In general, drinking alcohol after transplant is not recommended, even for people who have not had alcohol-related liver disease. Alcohol is broken down by the liver and so drinking alcohol places the liverunder extra strain.
Alcohol. Whether you can drink alcohol after a liver transplant depends on the reason you needed a transplant. If the previous problem with your liver was caused by alcohol misuse, you are advised not to drink alcohol again.
Regularly drinking alcohol above the maximum recommended limits can raise your blood pressure, which can be dangerous for people with a kidney transplant. To keep your risk of alcohol-related harm low, the NHS recommends: not regularly drinking more than 14 units of alcohol a week.
Two weeks should give the body time to fully process any alcohol in the system and allow blood pressure to return to normal.

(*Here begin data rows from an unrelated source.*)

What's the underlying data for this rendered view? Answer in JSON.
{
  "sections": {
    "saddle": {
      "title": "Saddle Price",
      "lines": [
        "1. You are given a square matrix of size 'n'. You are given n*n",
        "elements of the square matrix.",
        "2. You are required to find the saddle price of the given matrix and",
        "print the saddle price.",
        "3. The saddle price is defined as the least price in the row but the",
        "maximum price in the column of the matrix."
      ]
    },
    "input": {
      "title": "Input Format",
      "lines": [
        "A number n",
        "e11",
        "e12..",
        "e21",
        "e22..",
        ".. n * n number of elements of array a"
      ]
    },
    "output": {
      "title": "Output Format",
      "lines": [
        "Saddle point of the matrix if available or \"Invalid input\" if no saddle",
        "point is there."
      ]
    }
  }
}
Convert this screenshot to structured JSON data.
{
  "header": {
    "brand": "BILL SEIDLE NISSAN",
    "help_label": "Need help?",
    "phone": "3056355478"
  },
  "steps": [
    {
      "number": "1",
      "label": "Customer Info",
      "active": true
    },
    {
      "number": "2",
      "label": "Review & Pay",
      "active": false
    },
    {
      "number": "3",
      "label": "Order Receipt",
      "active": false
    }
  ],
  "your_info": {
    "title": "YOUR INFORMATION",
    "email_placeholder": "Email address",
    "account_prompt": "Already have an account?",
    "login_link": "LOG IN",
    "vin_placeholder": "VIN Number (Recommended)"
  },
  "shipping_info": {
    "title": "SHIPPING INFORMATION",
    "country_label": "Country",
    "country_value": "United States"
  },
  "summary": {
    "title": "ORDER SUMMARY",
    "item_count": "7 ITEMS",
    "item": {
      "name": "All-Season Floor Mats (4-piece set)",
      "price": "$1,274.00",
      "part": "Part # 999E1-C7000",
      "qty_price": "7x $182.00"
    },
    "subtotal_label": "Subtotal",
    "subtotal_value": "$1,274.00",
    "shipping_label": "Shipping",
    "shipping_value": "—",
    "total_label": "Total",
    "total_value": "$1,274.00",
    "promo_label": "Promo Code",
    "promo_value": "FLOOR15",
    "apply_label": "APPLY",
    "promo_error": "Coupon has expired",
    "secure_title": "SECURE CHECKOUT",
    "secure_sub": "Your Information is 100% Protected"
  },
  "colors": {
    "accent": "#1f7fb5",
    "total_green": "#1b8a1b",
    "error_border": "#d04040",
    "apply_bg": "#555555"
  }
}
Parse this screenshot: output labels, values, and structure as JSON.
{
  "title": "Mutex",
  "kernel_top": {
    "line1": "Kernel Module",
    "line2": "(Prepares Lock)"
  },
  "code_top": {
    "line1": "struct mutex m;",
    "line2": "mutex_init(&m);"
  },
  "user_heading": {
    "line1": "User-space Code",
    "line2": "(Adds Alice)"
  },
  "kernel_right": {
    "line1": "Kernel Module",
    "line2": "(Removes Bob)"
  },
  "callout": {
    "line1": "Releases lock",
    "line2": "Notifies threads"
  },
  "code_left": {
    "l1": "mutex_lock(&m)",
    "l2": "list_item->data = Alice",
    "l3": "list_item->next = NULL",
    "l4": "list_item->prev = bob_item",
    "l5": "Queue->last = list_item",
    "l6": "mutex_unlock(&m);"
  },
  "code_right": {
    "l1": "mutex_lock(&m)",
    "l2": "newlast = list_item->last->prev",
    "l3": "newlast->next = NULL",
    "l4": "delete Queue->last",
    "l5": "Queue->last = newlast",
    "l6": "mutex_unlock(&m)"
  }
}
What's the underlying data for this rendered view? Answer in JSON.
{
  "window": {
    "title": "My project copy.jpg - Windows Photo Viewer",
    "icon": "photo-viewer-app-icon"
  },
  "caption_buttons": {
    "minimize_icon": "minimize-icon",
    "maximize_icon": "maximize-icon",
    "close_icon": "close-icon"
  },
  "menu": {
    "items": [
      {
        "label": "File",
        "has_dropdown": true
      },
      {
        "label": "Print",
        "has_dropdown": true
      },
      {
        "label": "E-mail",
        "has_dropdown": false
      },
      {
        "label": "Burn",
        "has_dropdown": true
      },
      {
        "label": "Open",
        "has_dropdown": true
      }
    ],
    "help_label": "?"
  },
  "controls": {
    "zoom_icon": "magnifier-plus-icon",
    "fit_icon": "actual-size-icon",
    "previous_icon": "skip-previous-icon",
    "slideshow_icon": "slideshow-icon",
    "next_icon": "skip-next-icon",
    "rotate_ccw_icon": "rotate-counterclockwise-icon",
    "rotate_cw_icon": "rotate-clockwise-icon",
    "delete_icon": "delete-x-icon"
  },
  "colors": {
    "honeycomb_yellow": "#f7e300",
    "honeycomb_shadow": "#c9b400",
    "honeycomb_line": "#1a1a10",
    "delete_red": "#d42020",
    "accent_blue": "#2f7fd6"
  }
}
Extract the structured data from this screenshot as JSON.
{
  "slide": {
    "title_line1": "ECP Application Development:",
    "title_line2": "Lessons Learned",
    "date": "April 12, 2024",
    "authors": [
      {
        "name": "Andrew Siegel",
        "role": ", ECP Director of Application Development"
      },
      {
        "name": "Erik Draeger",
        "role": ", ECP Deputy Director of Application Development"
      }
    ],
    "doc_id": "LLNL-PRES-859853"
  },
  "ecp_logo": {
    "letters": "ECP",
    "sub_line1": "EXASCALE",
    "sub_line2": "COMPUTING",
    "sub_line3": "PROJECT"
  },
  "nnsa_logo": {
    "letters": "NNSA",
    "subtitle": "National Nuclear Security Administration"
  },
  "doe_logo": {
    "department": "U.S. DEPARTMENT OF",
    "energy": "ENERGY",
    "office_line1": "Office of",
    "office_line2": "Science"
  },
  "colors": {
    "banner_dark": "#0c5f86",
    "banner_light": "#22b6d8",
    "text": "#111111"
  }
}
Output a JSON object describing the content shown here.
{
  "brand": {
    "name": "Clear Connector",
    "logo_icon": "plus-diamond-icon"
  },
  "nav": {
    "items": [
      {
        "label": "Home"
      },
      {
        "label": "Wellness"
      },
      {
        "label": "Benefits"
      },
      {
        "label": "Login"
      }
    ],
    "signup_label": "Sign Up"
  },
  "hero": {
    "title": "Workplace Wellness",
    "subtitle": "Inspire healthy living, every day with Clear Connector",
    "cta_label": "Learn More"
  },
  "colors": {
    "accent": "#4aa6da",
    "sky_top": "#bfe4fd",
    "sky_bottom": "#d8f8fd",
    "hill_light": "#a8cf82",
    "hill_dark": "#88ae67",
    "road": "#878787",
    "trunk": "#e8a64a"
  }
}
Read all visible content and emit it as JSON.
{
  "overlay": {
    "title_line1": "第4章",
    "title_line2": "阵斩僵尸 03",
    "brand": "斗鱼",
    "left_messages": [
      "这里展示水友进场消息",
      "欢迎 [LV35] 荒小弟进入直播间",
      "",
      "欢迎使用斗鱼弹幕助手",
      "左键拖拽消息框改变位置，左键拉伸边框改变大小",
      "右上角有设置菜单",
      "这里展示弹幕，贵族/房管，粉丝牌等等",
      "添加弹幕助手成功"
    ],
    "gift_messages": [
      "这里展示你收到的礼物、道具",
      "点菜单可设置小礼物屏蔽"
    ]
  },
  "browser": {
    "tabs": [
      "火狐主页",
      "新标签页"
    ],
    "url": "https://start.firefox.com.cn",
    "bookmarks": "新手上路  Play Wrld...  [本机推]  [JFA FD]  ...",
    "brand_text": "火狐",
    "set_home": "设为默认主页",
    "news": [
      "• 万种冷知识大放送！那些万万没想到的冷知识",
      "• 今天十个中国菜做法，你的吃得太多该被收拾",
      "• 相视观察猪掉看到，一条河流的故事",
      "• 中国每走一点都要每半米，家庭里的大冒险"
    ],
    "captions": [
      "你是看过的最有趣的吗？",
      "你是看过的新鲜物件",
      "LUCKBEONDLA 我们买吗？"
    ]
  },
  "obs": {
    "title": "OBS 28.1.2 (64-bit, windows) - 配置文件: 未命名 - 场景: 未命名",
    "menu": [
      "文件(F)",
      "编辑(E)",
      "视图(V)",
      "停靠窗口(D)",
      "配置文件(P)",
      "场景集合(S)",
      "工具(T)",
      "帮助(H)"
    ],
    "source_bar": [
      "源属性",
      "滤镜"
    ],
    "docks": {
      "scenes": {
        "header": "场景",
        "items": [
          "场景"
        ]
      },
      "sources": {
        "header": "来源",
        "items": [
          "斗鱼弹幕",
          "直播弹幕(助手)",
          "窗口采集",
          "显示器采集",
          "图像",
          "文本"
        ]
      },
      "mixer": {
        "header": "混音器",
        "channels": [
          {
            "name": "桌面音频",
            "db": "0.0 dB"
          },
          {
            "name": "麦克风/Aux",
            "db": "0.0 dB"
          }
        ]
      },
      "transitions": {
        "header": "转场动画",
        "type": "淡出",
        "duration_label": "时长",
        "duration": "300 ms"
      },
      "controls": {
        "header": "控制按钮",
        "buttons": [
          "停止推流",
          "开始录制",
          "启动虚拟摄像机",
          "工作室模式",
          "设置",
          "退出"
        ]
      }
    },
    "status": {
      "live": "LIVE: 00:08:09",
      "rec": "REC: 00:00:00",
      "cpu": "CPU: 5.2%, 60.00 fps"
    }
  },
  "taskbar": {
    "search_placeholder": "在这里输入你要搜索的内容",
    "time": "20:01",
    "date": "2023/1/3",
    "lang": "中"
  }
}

This two-week window can drastically reduce the risk of excessive bleeding before and after surgery.
For decades, transplant centers in the United States have followed a practice that requires patients to abstain from drinking alcohol for six months to be eligible for a liver transplant.
Liver transplant survival rates
In general, about 75% of people who undergo liver transplant live for at least five years. That means that for every 100 people who receive a liver transplant for any reason, about 75 will live for five years and 25 will die within five years.
Alyssa is the first-ever living donor liver transplant recipient in the United States, and 30 years later, these milestones take on a whole new meaning of hope.
Alcohol and Other Toxins
A transplanted liver may be more sensitive to damage by chemicals, including alcohol. The transplantation team recommends that recipients avoid overuse of alcoholic beverages after transplantation.
If you are going to be a liver donor, you should stop drinking. If you have a history of heavy alcohol use, it is very important to tell our doctors. Alcohol use may not preclude you from being a donor, but you may need a liver biopsy to be sure your liver has not sustained any damage.
How much pain is typical after the surgery? There is pain after liver transplant surgery, however it is generally not as severe as with other abdominal surgeries. This is because nerves are severed during the initial abdominal incision causing numbness of the skin around the abdomen.
Background: Renal transplant recipients (RTR) are often advised to refrain from alcohol because of possible interaction with their immunosuppressive medication. Although moderate alcohol consumption is associated with reduced risk of diabetes and mortality in the general population, this is unknown for RTR.
A second study that interviewed 47 transplant recipients found that 6% of patients felt that their personalities had changed because of their new organ.
State markers such as MCV and the liver function tests GGT, ALT, and AST are widely used for routine screening of chronic alcohol consumption.
Can you drink alcohol while on immunosuppressants? It is not a good idea to drink alcohol while taking immunosuppressant drugs. Alcohol can hinder your immune system, interact negatively with certain medications, and increase side effects.
Liver disease is just one of the consequences of excessive alcohol consumption. This is especially serious because liver failure can be fatal. Learn how you can prevent and treat this serious condition.
The liver is very resilient and capable of regenerating itself. Each time your liver filters alcohol, some of the liver cells die. The liver can develop new cells, but prolonged alcohol misuse (drinking too much) over many years can reduce its ability to regenerate.
A liver can regrow to a normal size even after up to 90% of it has been removed. But the liver isn't invincible. Many diseases and exposures can harm it beyond the point of repair. These include cancer, hepatitis, certain medication overdoses, and fatty liver disease.
As much as a person without liver transplant meaning the general population. Now you know that living liver donation has no impact on how long and healthy you will live. The only impact it creates is on your psyche and society. You live with a proud and gratifying feeling for the rest of life.
It may take 2 to 4 months for your energy to fully return. After the transplant, you must take medicine to keep your body from rejecting the new liver. You will need to take anti-rejection medicine every day from now on.
Excess weight gain is common after liver transplantation. Maximum weight gain occurs in the first six months after transplant. Usually patients gain about 5 kg weight within the first year, and 10 kg by the end of three years. About 30% patients may become obese and develop metabolic syndrome.
Most foods and drinks are completely safe for you to take after transplant. Please AVOID grapefruit, pomegranate, pomelo, blood orange, and black licorice, as these can increase the amount of anti- rejection medication in your body and this could harm you.
Many may live for up to 20 years or more after the transplant. A study says 90% of people with transplant survive for at least 1 year, and 70% of people may live for at least 5 years after transplant.
According to Vimo.com, a health care cost comparison website, the average list price for a liver transplant is about $330,000, while the average negotiated price, through an insurance company, is $100,400.
TRANSPLANTED ORGANS CAN BE DONATED AGAIN
In the case of many recipients, a healthy organ – even one that has been transplanted before – can still make a lifesaving impact.
There is a higher risk of some types of cancer following a transplant. Cancer is a significant cause of illness and death in liver transplant patients. Following liver transplant, the risk of developing cancers rises for nearly all types of cancers, but more commonly skin cancer, lymphoma and smoking-related cancers.